No Simple Answer
Allen Iverson's Olympic dreams may be Larry Brown's nightmare
Allen Iverson wants to represent his country at the 2004 Olympics in Athens, saying of his possible exclusion from the U.S. team, "Anyone in their right mind who has seen me play for seven years knows mat wouldn't be fair." As 76ers coach, Larry Brown has had a front-row seat for six of those years; as 2004 Olympic coach, he'll have to decide how vigorously to lobby for the star who has battled so hard for him—and against him.
Iverson knows that Brown is not a voting member of the 12-person USA Basketball selection committee—and that Sixers G.M. Billy King is. Brown has told the committee that Iverson would be a worthy addition to the team, but he also made clear mat USA Basketball must explain to Iverson in detail the obligations involved. Players must block out 21 to 25 days this August for the regional Olympic qualifying tournament in Puerto Rico, where the U.S. will compete with nine other teams for three spots in Athens. In the summer of '04 players will also be tied up for five weeks, between an extended training camp, exhibition games in Europe and the Olympic tournament. And mainly for security reasons, the U.S. team will be staying in the Olympic Village, where no entourages are allowed.
NBA deputy commissioner Russ Granik told the Philadelphia Daily News that Iverson didn't help his candidacy by withdrawing from the world championship team last summer, citing the death of a friend, Ra Langford, who had been fatally shot almost a year earlier. But while the committee will be concerned about Iverson's controversial image, it will be hard to ignore his explosiveness on the court, especially coming off the bench.
So far Ray Allen, Kobe Bryant, Tim Duncan, Steve Francis, Jason Kidd, Tracy McGrady and Gary Payton have expressed interest in representing the U.S. in Athens, and Allen, Bryant and Kidd are expected to be among the first half-dozen players that the selection committee will announce, perhaps by All-Star weekend. That would leave two spots for guards, and not much playing time; when Brown coached the Olympic qualifying team at Puerto Rico in 1999, he started a backcourt of Kidd and Payton for all 10 games. In the end the Answer may decide that the trek isn't worth it, but if he isn't at least invited, the 76ers fear that his displeasure may make his already charged relationship with Brown more difficult.
The Nuggets' Master Plan
Lose Big Now, Spend Big Later
Has there ever been a non-expansion team with less proven talent than the Nuggets? Five of their players are rookies, including a starting backcourt that consists of a second-round pick (Vincent Yarbrough of Tennessee) and an undrafted Division II point guard (Junior Harrington of Wingate [ N.C.] College). At week's end Denver was shooting just 40.0% and scoring 80.8 points per game, putting the Nuggets on course to become the least accurate team in 40 years and the lowest-scoring one since the 24-second shot clock went into effect in 1954. "We miss 10 or 11 layups a game," says yet another rookie, coach Jeff Bzdelik, with a wince.

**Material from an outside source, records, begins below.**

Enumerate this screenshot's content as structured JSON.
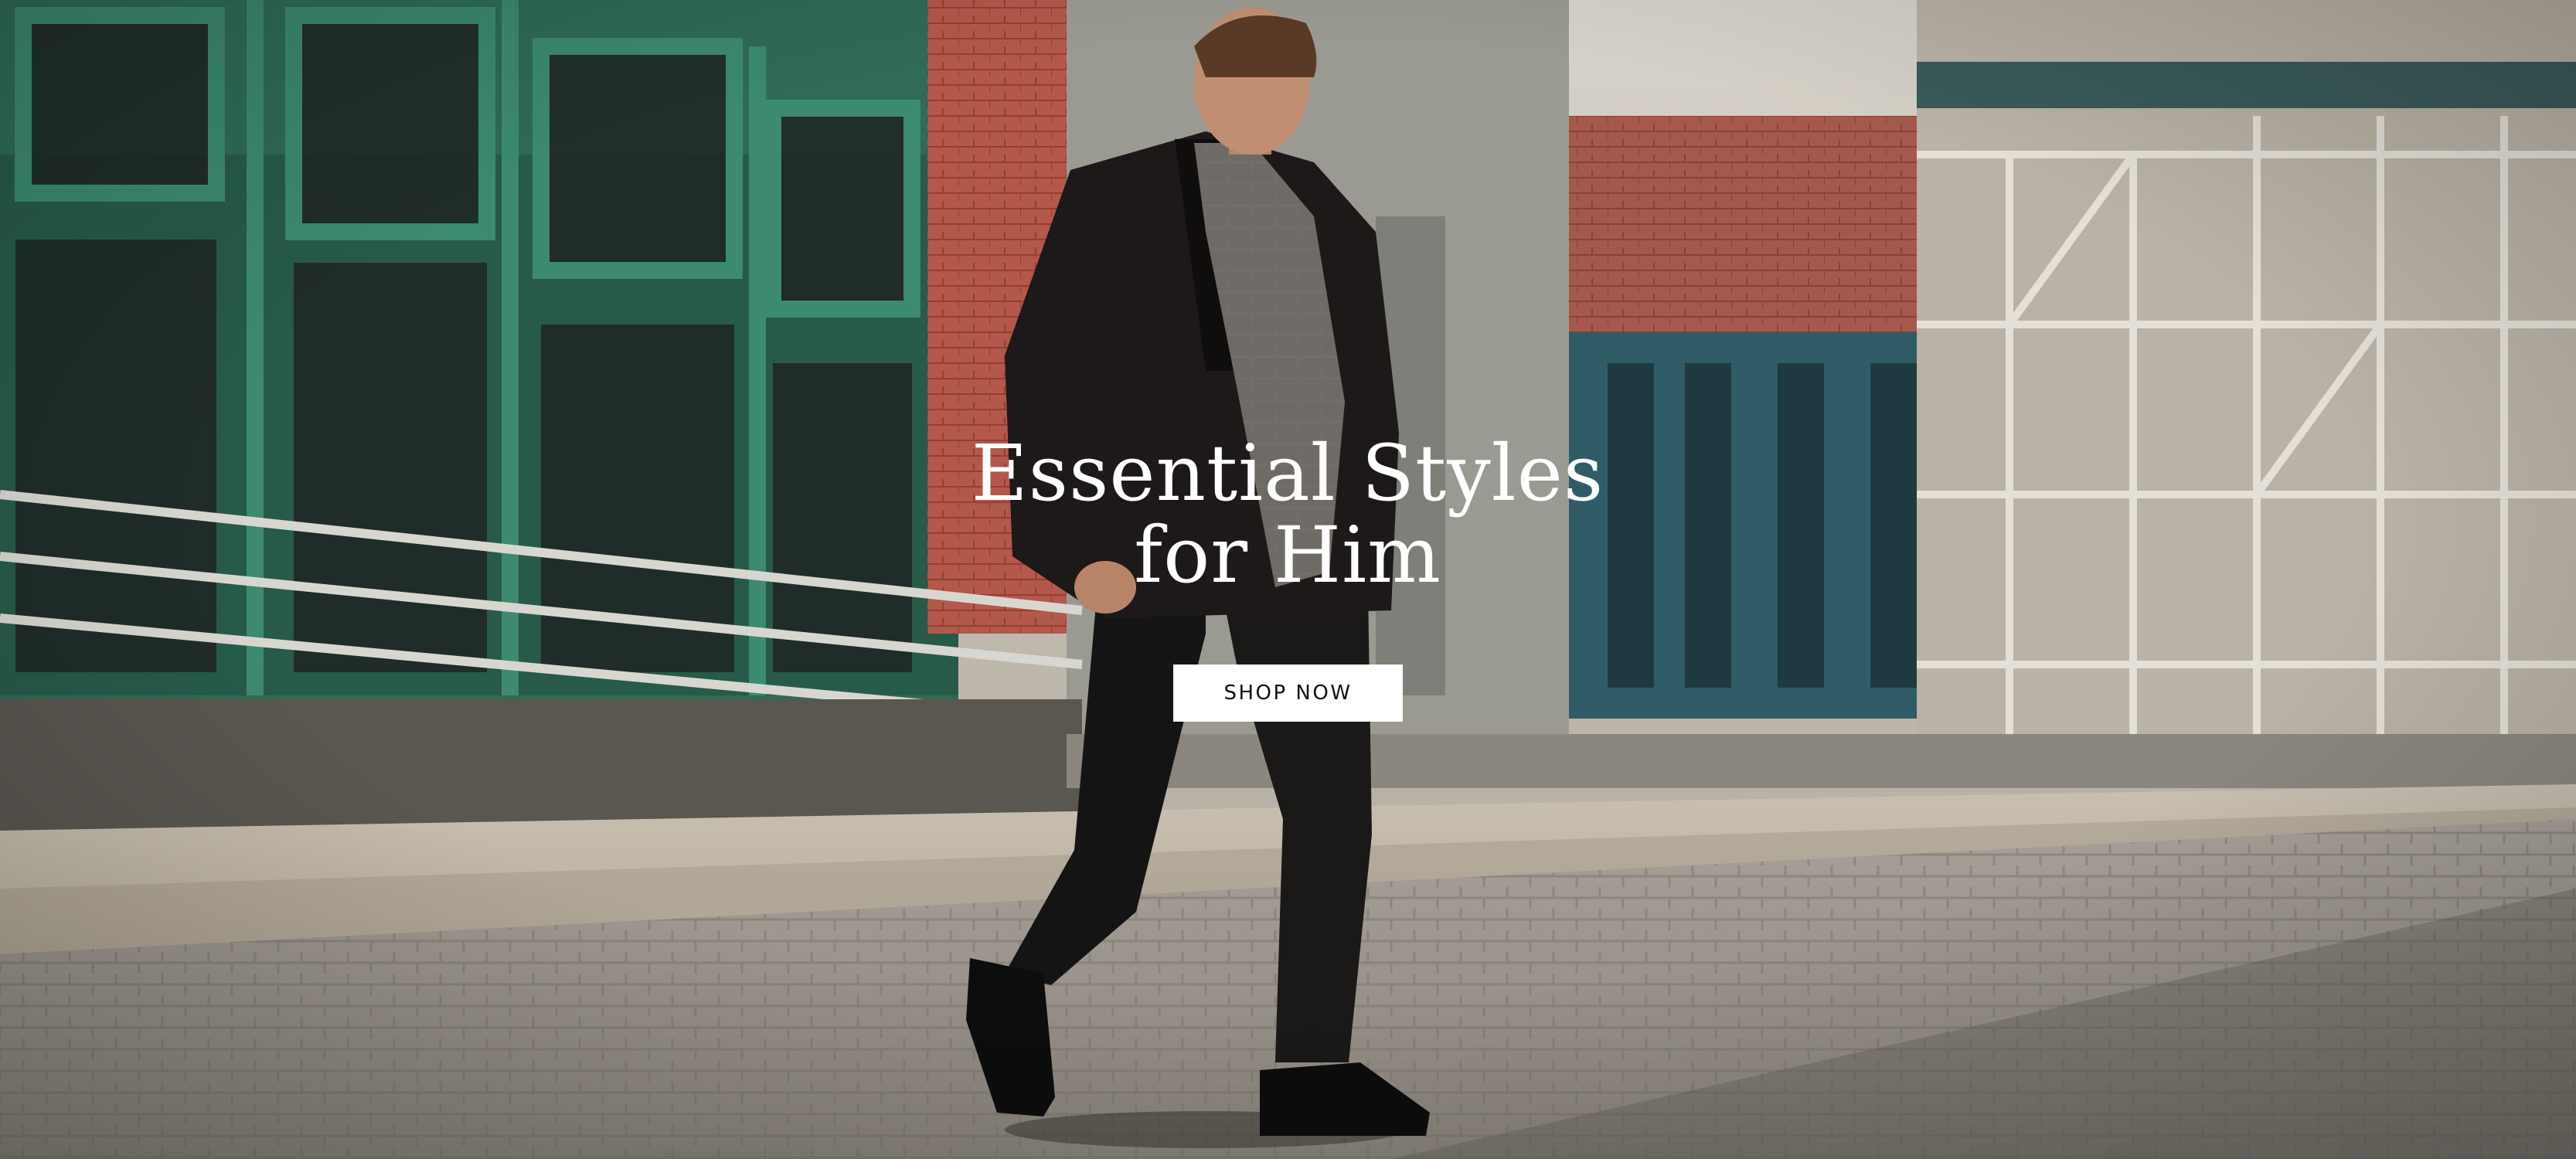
{
  "hero": {
    "title_line1": "Essential Styles",
    "title_line2": "for Him",
    "cta_label": "SHOP NOW",
    "image_alt": "Man in black leather jacket, scarf and trousers walking on a cobblestone city street",
    "colors": {
      "text": "#ffffff",
      "button_bg": "#ffffff",
      "button_text": "#111111"
    }
  }
}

So why were 17,393 fans at the Pepsi Center last Saturday cheering throughout an 87-76 loss to the vastly superior Kings? Maybe it was because, as Sacramento coach Rick Adelman said of the Nuggets afterward, "they just keep coming at you, and they never quit." Or maybe it was that after years of putting up with underachieving teams and griping millionaires, the fans have been smitten by players who are humble and hungry. The loss left Denver at 7-25 (a game ahead of the Cavaliers in the LeBron James lottery race), but 12 of the Nuggets' losses have been by single digits, and their victories have included shockers against the Pacers, Spurs, Suns and Trail Blazers.

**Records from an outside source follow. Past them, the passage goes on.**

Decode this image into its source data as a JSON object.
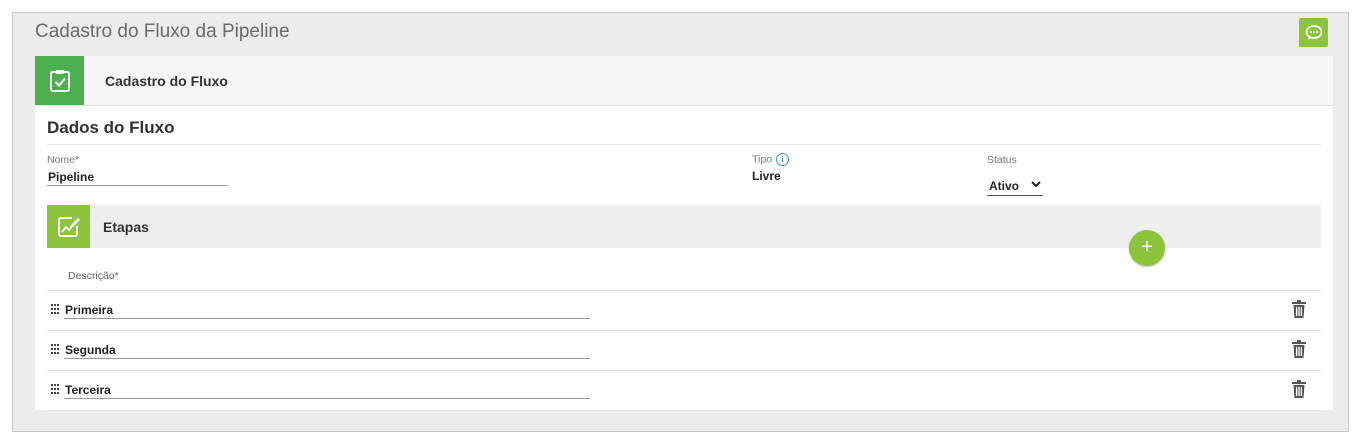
{
  "page": {
    "title": "Cadastro do Fluxo da Pipeline"
  },
  "panel": {
    "header_label": "Cadastro do Fluxo"
  },
  "dados": {
    "title": "Dados do Fluxo",
    "nome": {
      "label": "Nome*",
      "value": "Pipeline"
    },
    "tipo": {
      "label": "Tipo",
      "value": "Livre"
    },
    "status": {
      "label": "Status",
      "value": "Ativo"
    }
  },
  "etapas": {
    "title": "Etapas",
    "add_label": "+",
    "column_header": "Descrição*",
    "steps": [
      {
        "value": "Primeira"
      },
      {
        "value": "Segunda"
      },
      {
        "value": "Terceira"
      }
    ]
  },
  "colors": {
    "accent_green": "#4caf50",
    "light_green": "#8cc43c",
    "info_blue": "#3d8fd8"
  }
}
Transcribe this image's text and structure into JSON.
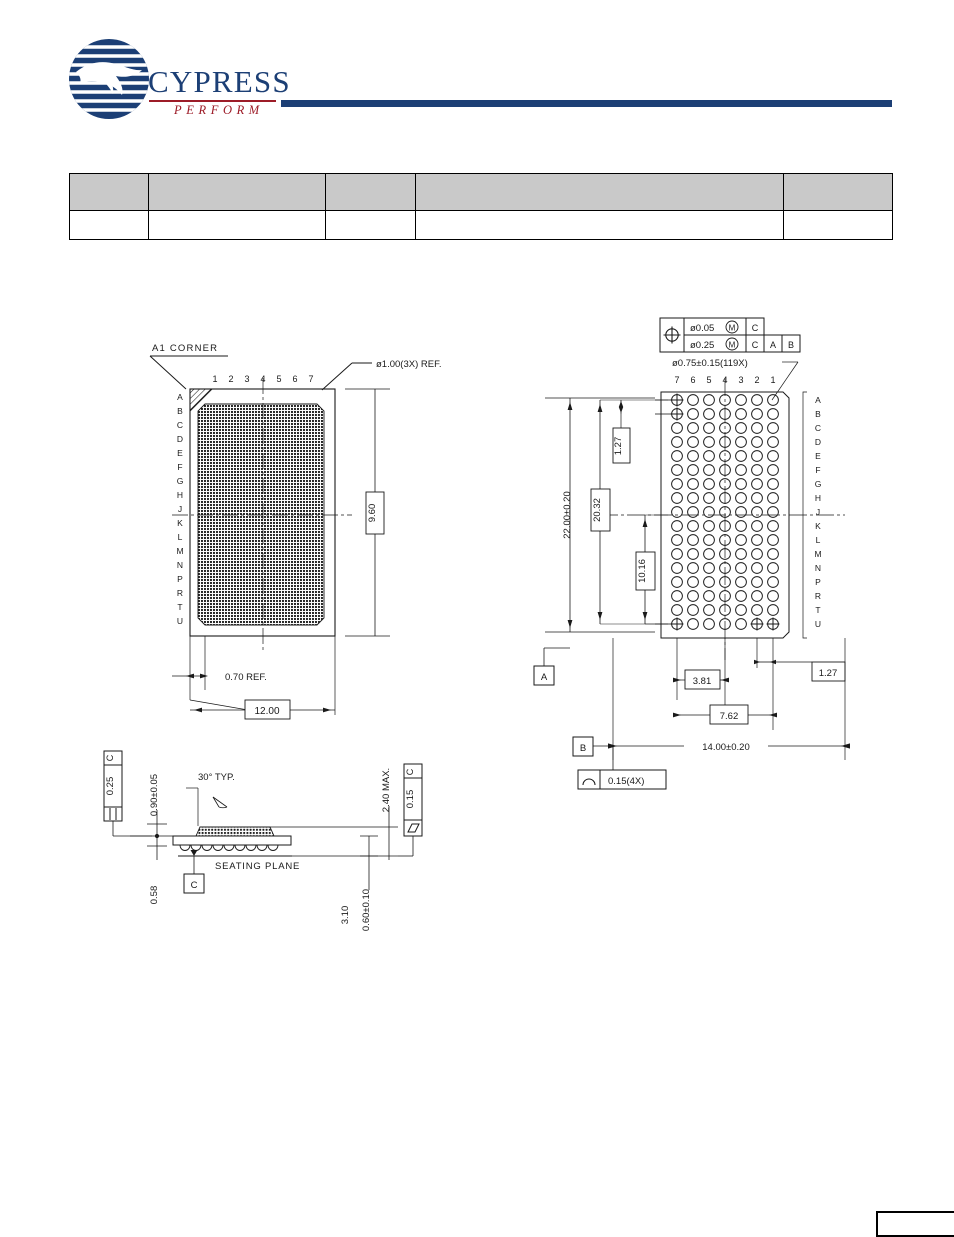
{
  "brand": {
    "name": "CYPRESS",
    "tagline": "PERFORM",
    "logo_icon": "cypress-globe-logo",
    "rule_color": "#1c3f75",
    "accent_color": "#9d1c28"
  },
  "spec_table": {
    "columns": [
      "",
      "",
      "",
      "",
      ""
    ],
    "header_bg": "#c9c9c9",
    "rows": [
      {
        "cells": [
          "",
          "",
          "",
          "",
          ""
        ]
      }
    ]
  },
  "package_drawing": {
    "title": "",
    "top_view": {
      "name": "top-view-package-outline",
      "a1_corner_label": "A1 CORNER",
      "column_labels": [
        "1",
        "2",
        "3",
        "4",
        "5",
        "6",
        "7"
      ],
      "row_labels": [
        "A",
        "B",
        "C",
        "D",
        "E",
        "F",
        "G",
        "H",
        "J",
        "K",
        "L",
        "M",
        "N",
        "P",
        "R",
        "T",
        "U"
      ],
      "dimensions": {
        "corner_radius": "ø1.00(3X) REF.",
        "body_height": "9.60",
        "edge_offset": "0.70 REF.",
        "body_width": "12.00"
      }
    },
    "bottom_view": {
      "name": "bottom-view-ball-array",
      "column_labels": [
        "7",
        "6",
        "5",
        "4",
        "3",
        "2",
        "1"
      ],
      "row_labels": [
        "A",
        "B",
        "C",
        "D",
        "E",
        "F",
        "G",
        "H",
        "J",
        "K",
        "L",
        "M",
        "N",
        "P",
        "R",
        "T",
        "U"
      ],
      "ball_count_columns": 7,
      "ball_count_rows": 17,
      "feature_control": {
        "symbol": "position-symbol",
        "row1_tolerance": "ø0.05",
        "row1_modifier": "M",
        "row1_datums": [
          "C"
        ],
        "row2_tolerance": "ø0.25",
        "row2_modifier": "M",
        "row2_datums": [
          "C",
          "A",
          "B"
        ]
      },
      "ball_diameter": "ø0.75±0.15(119X)",
      "dimensions": {
        "overall_height": "22.00±0.20",
        "array_height": "20.32",
        "pitch_top": "1.27",
        "half_array_height": "10.16",
        "half_array_width": "3.81",
        "array_width": "7.62",
        "pitch_right": "1.27",
        "overall_width": "14.00±0.20"
      },
      "datums": {
        "a": "A",
        "b": "B"
      },
      "profile_tolerance": {
        "symbol": "profile-of-surface",
        "value": "0.15(4X)"
      }
    },
    "side_view": {
      "name": "side-view-cross-section",
      "parallelism": {
        "symbol": "parallelism",
        "value": "0.25",
        "datum": "C"
      },
      "flatness": {
        "symbol": "flatness",
        "value": "0.15",
        "datum": "C"
      },
      "seating_plane_label": "SEATING PLANE",
      "datum_c": "C",
      "dimensions": {
        "ball_height": "0.90±0.05",
        "standoff": "0.58",
        "chamfer_angle": "30° TYP.",
        "max_height": "2.40 MAX.",
        "substrate_thickness": "0.60±0.10",
        "body_thickness": "3.10"
      }
    }
  },
  "footer": {
    "page_box": ""
  }
}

When Kiki Vandeweghe replaced Dan Issel as general manager before the 2001-02 season, Denver was a perennial loser with the league's seventh-highest payroll. Vandeweghe spent his first year unloading such high-priced talent as Nick Van Exel, Raef Lafrentz and Antonio McDyess. He replaced them this season with recent lottery picks Nikoloz Tskitishvili (19 years old), Nene Hilario (20) and Rodney White (22). All are promising but raw; only Hilario—an active 6'11", 260-pounder from Brazil—has been a consistent contributor. Vandeweghe then made a coach out of Bzdelik, the team's Eastern scout "I told Jeff I want two things," says Vandeweghe. 'Teach the young players to work hard and play fundamentally sound, aggressive, man-to-man defense."
Following that mandate, the 49-year-old Bzdelik (buzz-DEL-ik) is helping the franchise establish an identity. Through Sunday, Denver was forcing an NBA-best 18.3 turnovers and holding opponents to 89.0 points per game (fifth lowest in the league). The results are more impressive if you consider that center Marcus Camby, point guard Chris Whitney and forward Chris Andersen—three of Bzdelik's top seven players—have missed a combined 60 games because of injuries and that Vandeweghe unloaded No. 2 scorer James Posey to the Rockets in a three-way deal last month for a pair of draft picks.